April 21, 1993

In what could be a harbinger of the future of health-care reform,a Blue Cross/Blue Shield plan in New York has begun requiringprecertification for MRI scans. Precertification is not new to managed care plans such as healthmaintenance organizations. But

In what could be a harbinger of the future of health-care reform,a Blue Cross/Blue Shield plan in New York has begun requiringprecertification for MRI scans.

Precertification is not new to managed care plans such as healthmaintenance organizations. But a growing number of indemnity insurersare adopting preapproval guidelines as a means of cutting costs,and MRI scans often end up on precertification lists.

Blue Cross/Blue Shield of Western New York implemented a precertificationprocess at the beginning of the year that requires physiciansto receive approval by phone from Blue Cross/Blue Shield beforeordering certain MRI scans. The insurer has not made any otherchanges in its menu of reimbursable MRI procedures.

MRI brain scans done to rule out brain tumors are always reimbursableand do not require precertification, said Nora K. McGuire, vicepresident of utilization management for the insurer. At the otherend of the spectrum are scans of the hand and foot, which arenot usually reimbursed by the plan.

In between are shoulder and knee scans. Precertification willbe granted for such procedures if a patient has shown persistentsymptoms, such as pain, blood or fluid in the joint, for morethan six weeks, McGuire said.

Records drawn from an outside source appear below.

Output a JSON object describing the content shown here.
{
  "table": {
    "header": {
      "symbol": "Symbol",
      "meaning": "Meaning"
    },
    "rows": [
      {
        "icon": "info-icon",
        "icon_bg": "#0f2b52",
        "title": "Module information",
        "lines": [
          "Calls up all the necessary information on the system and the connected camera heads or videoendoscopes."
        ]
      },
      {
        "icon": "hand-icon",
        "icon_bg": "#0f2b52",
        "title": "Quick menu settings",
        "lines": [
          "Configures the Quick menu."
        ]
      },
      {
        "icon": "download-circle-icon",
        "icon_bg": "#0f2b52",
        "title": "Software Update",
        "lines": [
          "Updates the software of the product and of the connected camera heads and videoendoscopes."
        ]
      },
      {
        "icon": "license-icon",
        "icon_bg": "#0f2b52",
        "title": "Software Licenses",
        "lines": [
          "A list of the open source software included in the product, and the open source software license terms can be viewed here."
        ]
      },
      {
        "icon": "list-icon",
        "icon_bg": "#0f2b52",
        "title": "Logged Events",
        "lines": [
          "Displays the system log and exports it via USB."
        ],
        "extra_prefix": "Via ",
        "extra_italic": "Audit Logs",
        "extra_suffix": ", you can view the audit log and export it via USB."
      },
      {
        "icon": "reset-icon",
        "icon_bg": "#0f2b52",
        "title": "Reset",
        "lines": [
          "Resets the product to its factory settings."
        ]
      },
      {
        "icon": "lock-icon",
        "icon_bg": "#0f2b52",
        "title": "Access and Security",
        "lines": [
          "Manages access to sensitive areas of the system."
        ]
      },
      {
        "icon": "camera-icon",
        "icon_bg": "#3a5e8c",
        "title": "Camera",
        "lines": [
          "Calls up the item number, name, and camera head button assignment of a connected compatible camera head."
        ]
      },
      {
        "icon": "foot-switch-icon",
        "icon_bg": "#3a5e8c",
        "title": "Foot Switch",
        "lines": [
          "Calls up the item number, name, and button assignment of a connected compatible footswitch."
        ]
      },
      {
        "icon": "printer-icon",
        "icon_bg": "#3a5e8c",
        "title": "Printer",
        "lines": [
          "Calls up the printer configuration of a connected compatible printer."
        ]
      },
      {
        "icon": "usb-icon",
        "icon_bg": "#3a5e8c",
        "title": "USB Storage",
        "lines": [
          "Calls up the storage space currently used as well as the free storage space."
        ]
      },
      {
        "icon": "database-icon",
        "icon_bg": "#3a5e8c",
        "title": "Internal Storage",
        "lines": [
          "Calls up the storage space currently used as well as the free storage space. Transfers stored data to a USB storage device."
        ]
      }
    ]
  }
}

The precertification rules were implemented because of concernabout the rising number and increasing cost of MRI scans beingperformed in the insurer's area of coverage, which consists ofeight counties in the Buffalo, NY region. Increased utilizationis due to the growing number of scanners in the area, McGuiresaid.

Blue Cross/Blue Shield is conducting outcomes research to determineif the precertification process has an effect on payments, accordingto McGuire.

"What we're looking at and are going to evaluate in sixto nine months is whether the process we've put in place is eliminatingunnecessary MRIs," McGuire said. "We want to make surethat we're only paying for appropriate, medically necessary MRIs."

Blue Cross/Blue Shield also lowered its reimbursement paymentfor MRI scans from $750 to $550, McGuire said.

"It was determined that our allowance was too high, andwe lowered it accordingly," she said.